It must be 'con season, beacuse there are a lot of really interesting posts around the place about writing 'con games. I particularly enjoyed Jacinta's post about the kind of people you might encounter in your 'con game. This is of particular interest to me because I'm working on some advice about overcoming some of the more common player-initiated problems that can cause games to de-rail. I've also been interested to follow Luke's progress on preparing his own 'con game 'Tears of Vykyris', particularly the idea that he will use 3 images instead of a traditional text blurb. Then there's DrBunnyHops who is detailing her thoughts about 'White Rabbit' a game which mixes sci-fi and parenting which obviously struck a chord with the punters, as all 9 player slots filled up in record time.
I'm about to pick up the pen and have a shot at writing my offering for Fright Night, which I also plan on running at Kapcon. I thought I'd try and detail my own thoughts about this process - albeit in a general rather than specific sense (I'd hate to spoil anything for potential players).
For me 'con games are about memorable scenes. Scenes where the players are fully engaged, living in the skin of their characters, confronted by challenges, with sufficient ownership to actually feel the ramifications of their decisions and interactions. My job (as GM or writer) is to secure that ownership, create the context, and then frame the challenge. Finally I need to be able to troubleshoot, tweak, extend, sharpen or otherwise tailor the scenario as it plays out, so that it delivers the desired experience.

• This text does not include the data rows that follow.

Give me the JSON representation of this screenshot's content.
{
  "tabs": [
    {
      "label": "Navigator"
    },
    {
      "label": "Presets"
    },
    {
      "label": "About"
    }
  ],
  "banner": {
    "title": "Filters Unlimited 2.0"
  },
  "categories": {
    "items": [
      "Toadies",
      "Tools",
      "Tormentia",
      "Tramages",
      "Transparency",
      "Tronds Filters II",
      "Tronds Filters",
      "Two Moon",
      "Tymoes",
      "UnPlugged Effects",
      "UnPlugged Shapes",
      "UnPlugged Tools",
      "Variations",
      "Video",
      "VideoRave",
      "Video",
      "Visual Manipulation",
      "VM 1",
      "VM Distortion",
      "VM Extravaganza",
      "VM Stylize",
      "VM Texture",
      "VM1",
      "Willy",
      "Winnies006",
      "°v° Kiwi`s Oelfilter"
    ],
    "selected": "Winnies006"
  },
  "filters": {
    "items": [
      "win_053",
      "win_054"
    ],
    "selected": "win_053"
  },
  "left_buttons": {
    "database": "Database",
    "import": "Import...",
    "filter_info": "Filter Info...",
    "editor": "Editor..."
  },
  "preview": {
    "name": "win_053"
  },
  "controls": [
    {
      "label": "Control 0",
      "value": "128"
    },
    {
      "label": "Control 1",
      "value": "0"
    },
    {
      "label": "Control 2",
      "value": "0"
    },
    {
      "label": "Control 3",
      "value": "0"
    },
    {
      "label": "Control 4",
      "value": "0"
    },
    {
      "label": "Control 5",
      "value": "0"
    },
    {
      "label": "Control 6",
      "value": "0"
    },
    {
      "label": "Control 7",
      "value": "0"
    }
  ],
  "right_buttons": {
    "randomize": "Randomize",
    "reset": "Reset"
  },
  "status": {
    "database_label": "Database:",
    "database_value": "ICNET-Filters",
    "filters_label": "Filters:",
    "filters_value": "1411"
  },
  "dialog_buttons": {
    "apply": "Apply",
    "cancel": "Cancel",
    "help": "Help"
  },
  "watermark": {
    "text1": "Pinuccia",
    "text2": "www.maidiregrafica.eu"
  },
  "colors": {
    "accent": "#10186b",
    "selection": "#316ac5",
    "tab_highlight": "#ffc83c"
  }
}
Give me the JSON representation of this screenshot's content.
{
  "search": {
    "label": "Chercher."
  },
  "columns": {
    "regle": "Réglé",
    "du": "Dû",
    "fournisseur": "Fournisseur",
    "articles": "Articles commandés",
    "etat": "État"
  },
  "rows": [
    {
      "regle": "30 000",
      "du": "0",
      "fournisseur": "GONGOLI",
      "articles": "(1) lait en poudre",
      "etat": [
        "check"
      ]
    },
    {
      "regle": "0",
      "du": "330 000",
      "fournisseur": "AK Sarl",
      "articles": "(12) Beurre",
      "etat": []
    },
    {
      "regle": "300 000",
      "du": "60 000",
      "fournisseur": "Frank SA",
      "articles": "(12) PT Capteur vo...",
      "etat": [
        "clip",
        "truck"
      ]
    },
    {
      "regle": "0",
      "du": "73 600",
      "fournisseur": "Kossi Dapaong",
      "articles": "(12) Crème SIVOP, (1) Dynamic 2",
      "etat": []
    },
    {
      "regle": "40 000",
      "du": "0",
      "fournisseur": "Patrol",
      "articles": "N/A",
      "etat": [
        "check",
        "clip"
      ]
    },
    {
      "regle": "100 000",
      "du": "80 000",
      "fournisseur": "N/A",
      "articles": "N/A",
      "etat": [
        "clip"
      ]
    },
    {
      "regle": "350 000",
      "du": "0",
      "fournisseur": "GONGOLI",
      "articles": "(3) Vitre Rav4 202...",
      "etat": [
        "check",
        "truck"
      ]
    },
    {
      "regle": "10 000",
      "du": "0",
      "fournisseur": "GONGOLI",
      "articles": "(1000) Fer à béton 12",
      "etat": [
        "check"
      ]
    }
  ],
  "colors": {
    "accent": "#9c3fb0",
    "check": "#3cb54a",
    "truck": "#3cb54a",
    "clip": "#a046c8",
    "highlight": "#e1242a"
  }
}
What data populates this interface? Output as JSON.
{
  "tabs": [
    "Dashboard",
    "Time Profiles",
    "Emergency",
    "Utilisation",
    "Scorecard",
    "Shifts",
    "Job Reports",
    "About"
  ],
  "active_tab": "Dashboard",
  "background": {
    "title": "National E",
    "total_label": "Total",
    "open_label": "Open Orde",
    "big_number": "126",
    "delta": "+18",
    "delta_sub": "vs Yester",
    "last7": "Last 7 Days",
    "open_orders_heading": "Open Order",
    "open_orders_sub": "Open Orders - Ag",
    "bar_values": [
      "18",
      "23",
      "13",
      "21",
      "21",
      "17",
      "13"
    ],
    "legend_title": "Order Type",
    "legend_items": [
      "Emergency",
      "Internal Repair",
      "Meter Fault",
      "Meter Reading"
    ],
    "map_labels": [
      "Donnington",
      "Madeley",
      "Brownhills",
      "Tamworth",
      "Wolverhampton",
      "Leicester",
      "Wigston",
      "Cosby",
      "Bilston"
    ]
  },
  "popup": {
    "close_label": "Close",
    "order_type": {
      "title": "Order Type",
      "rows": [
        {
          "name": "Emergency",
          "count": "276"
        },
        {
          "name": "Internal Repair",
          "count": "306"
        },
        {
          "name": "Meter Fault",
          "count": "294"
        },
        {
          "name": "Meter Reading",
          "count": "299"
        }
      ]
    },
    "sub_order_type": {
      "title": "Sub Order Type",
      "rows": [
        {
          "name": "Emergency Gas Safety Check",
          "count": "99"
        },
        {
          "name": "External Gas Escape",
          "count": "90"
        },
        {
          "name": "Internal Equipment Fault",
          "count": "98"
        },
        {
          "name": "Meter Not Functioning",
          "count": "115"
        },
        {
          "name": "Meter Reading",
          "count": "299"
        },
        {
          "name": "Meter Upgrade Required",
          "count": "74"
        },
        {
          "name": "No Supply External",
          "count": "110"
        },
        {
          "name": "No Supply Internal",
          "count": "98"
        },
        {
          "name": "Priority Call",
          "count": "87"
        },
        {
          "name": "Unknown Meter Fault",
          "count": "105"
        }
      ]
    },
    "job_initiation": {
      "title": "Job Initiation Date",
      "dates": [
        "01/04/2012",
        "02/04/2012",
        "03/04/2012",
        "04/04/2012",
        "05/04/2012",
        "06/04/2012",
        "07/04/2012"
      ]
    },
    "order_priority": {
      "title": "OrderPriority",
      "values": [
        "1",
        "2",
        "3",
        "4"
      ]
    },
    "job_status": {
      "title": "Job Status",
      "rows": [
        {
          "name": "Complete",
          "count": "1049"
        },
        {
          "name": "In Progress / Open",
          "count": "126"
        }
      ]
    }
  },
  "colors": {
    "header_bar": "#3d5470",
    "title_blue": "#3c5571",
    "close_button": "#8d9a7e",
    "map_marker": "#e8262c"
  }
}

So when I think about the game, I ask what kind of scenes are these? I don't mean specifically what scenes - unless I want to force a railroad I won't get to actually script a complete scene where meaningful encounters occur. That's the realm of directors and authors - but I can get a sense of the kind of events that might lead up to these scenes, the backdrop if you will. However, I also know that no matter how impressive my backdrop (players are never going to be impressed with settings for very long), the real action has to be played out by the characters, so along with a general idea of the scenes I want, I need to think about the protagonsists - the characters - their motivations, ambitions and circumstances.
As an example: in one of my Council of Champion's games there was an extremely memorable scene was aboard a transport plane en route to a lighter-than-air weapons platform controlled by a villain. But that wasn't important. What was important was that the 8-year-old son of two of the heroes had just picked up a firearm (borrowed from a gun-slinging hero) and this caused a massive confrontation between the parents about the kind of life their son should have. It was epic, and went to the heart of the real story - not the villains - but the way that heroes balance real concerns with their dangerous jobs. The responsibility of the team to be role models. The ethics of having a child in a dangerous situation. The very nature of being a superhero in a team with others. I couldn't have scripted that scene, and I couldn't have imagined that it would take place in the belly of a transport aircraft which was entirely unimportant to the plot. But I could decide that the role of the child in the team could be a major catalyst for action. I could shape the characters to be in conflict, and exacerbate this by involving more of the team than just the parents. I could script a plot where the characters were put under relentless pressure, and be ready for it to errupt. The players did the rest.
So, now I have a general idea about some of the scenes, and the characters who want to fill them, I need to do the hard yards. I need to get the characters into a position they can deliver the drama. Characters aren't ready to go from minute one - there's no context - their actions lack meaning. I need to let the characters develop - shape themselves - explore their repsonses and develop a group dynamic. To do this they need details, small challenges, tests, encounters where they can establish these traits. The more of these details I can bring, the more the players have become immersed in their characters, and immersed in the setting. We need a lot of detail, but we only need to apply it when necessary. Colours, smells, metaphors, lot's of descriptive elements and NPC's, people to help the players moderate their characters - benchmark their behaviour.
Next I need to think about how the scenes are going to play out. Players can spend hours just hanging out - but I don't have that kind of time. I've got 3 hours. If I'm running any kind of action, that's going to take time - I need a lot of detail. Each player needs an explicit opportunity to act, probably several, and I need to keep a track of their actions, reinforced through recap and narration, so I need to factor that in. Introduction scenes also take a lot of time - especially if you're encouraging the players to add their own descriptive elements. A first scene of a game often runs for a full hour after all the introductions/setting/rules stuff has been done. So I need to decide the key scenes are. how will the game end? Is it a climax? In which case, what are the scenes that will lead up to that climax? How will I communicate the ascending importance of these scenes? How much ability for I want to allow the players to improvise, or create their own scenes? What about small scenes - travelling, or just passing time. Players need space to breathe and characters need an opportunity to interact with each other.
Now I should have a skeleton. An outline of the scenario I'd like to run/write along with an idea of some of the characters and details that will populate it.
To be continued...